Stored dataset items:
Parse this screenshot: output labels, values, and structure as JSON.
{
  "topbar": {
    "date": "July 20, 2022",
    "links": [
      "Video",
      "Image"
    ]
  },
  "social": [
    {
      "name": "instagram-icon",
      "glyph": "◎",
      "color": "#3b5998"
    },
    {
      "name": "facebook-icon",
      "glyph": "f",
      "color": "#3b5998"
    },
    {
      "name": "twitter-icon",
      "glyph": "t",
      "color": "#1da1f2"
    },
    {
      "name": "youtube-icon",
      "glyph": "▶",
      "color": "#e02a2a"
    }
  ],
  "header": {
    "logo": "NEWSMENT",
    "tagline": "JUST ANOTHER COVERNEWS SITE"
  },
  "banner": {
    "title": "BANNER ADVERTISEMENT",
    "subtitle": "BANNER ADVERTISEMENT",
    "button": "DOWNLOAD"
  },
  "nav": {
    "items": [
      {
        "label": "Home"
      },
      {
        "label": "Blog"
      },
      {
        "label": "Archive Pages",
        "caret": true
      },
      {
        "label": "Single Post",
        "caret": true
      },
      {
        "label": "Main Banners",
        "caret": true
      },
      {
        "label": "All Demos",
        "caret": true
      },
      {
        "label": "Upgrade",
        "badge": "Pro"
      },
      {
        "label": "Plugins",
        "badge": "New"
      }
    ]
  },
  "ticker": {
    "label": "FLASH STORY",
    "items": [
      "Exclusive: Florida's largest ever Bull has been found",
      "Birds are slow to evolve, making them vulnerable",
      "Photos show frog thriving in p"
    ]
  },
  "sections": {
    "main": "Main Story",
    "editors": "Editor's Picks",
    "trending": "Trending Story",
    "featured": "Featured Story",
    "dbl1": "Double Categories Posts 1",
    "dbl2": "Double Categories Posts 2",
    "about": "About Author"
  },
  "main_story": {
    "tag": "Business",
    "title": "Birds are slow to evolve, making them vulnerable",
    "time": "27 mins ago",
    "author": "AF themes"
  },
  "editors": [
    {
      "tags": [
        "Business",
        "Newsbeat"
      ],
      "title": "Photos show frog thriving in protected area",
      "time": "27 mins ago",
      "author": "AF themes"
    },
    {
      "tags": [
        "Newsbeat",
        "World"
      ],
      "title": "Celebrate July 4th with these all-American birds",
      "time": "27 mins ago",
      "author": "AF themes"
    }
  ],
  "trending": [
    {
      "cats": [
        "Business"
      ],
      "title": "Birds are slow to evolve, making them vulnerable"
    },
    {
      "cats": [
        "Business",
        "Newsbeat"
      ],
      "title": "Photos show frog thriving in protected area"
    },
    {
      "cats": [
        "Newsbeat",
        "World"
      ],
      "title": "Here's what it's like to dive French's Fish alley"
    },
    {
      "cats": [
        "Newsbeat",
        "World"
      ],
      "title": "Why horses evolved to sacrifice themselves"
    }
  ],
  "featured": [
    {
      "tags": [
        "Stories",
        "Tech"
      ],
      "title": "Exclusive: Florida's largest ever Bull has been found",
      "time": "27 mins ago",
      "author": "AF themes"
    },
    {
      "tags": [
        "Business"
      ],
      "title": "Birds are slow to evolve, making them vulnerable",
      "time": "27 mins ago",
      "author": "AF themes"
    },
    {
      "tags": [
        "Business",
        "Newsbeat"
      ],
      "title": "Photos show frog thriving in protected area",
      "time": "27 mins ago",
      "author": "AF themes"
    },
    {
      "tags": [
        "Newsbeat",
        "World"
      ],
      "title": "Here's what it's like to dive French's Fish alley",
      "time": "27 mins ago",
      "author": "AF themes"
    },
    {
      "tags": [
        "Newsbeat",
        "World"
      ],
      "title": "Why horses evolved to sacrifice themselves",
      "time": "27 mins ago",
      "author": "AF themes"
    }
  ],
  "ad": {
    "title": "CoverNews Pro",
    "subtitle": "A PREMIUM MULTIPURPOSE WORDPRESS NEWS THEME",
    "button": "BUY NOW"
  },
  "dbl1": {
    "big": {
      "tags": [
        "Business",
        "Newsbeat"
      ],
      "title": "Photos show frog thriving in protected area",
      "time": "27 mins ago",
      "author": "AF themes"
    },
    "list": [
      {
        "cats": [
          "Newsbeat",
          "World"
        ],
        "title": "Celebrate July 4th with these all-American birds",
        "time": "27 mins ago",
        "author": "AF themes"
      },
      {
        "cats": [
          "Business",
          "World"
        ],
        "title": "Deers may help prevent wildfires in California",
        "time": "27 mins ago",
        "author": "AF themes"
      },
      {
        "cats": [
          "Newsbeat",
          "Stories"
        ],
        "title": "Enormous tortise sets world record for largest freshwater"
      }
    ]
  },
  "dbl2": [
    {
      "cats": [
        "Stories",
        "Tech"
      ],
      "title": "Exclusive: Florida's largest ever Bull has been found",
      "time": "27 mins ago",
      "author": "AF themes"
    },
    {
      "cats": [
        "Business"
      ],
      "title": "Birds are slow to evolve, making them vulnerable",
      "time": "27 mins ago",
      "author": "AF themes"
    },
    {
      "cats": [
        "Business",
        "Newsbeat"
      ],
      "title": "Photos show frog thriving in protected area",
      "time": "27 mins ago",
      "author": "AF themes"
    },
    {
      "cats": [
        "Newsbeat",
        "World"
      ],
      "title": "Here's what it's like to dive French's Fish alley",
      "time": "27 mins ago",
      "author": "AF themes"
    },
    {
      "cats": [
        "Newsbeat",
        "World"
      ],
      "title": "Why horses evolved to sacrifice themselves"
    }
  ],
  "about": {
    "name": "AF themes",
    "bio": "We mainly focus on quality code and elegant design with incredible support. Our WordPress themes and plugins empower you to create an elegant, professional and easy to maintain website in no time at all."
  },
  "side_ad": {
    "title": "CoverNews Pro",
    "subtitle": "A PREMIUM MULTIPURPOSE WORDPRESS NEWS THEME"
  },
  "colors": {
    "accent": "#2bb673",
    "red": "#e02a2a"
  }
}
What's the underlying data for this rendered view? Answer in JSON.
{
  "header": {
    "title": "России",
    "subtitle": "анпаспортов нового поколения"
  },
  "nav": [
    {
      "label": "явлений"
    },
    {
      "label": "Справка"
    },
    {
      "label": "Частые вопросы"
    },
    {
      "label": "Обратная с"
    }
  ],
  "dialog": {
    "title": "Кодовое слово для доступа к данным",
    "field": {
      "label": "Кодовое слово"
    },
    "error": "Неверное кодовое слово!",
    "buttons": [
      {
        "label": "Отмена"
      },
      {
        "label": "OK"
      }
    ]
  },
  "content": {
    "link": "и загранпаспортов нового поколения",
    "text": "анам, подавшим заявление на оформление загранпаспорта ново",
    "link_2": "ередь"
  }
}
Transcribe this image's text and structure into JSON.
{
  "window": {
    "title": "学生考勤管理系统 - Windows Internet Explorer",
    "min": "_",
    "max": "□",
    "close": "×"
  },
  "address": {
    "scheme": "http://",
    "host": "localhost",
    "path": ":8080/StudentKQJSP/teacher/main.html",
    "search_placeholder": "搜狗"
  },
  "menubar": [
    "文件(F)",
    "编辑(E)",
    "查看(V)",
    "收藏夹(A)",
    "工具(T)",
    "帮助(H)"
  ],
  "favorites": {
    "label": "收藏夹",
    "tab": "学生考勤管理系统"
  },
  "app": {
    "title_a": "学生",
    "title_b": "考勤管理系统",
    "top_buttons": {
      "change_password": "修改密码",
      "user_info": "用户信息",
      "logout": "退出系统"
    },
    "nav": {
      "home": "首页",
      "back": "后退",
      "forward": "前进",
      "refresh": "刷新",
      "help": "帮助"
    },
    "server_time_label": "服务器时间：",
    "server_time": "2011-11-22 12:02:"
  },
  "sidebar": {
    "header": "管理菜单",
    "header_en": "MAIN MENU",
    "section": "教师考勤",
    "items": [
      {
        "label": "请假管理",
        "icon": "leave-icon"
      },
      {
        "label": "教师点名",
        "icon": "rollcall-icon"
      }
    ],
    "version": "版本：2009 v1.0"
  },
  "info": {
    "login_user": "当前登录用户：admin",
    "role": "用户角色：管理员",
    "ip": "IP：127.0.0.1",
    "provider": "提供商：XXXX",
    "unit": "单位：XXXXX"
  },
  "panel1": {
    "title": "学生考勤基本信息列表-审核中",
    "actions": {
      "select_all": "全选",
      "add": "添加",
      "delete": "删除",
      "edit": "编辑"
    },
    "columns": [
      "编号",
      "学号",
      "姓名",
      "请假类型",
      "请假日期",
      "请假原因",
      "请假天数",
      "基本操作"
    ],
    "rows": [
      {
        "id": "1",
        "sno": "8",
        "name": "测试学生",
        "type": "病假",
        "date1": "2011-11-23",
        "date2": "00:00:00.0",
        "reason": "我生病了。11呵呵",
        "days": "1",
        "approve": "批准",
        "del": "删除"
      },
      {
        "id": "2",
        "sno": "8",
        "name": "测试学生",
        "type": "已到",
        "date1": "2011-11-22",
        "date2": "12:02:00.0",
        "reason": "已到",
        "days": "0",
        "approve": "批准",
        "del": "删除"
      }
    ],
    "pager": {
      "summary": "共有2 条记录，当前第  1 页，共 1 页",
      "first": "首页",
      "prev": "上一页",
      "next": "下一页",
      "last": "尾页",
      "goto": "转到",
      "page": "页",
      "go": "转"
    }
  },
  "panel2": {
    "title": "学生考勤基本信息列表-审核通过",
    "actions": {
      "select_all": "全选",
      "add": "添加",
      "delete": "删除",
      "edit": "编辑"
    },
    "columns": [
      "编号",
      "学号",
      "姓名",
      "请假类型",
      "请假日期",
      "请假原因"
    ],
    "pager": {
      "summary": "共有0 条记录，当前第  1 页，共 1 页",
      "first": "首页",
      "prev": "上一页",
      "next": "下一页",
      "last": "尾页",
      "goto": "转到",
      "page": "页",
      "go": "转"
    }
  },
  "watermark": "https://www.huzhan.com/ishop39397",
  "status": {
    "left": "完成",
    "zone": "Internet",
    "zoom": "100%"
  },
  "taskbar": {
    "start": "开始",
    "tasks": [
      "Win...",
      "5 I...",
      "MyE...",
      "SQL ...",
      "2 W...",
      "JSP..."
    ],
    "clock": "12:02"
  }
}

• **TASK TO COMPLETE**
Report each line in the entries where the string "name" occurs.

• **OUTPUT FOR THIS EXERCISE**
      "name": "instagram-icon",
      "name": "facebook-icon",
      "name": "twitter-icon",
      "name": "youtube-icon",
    "name": "AF themes",
        "name": "测试学生",
        "name": "测试学生",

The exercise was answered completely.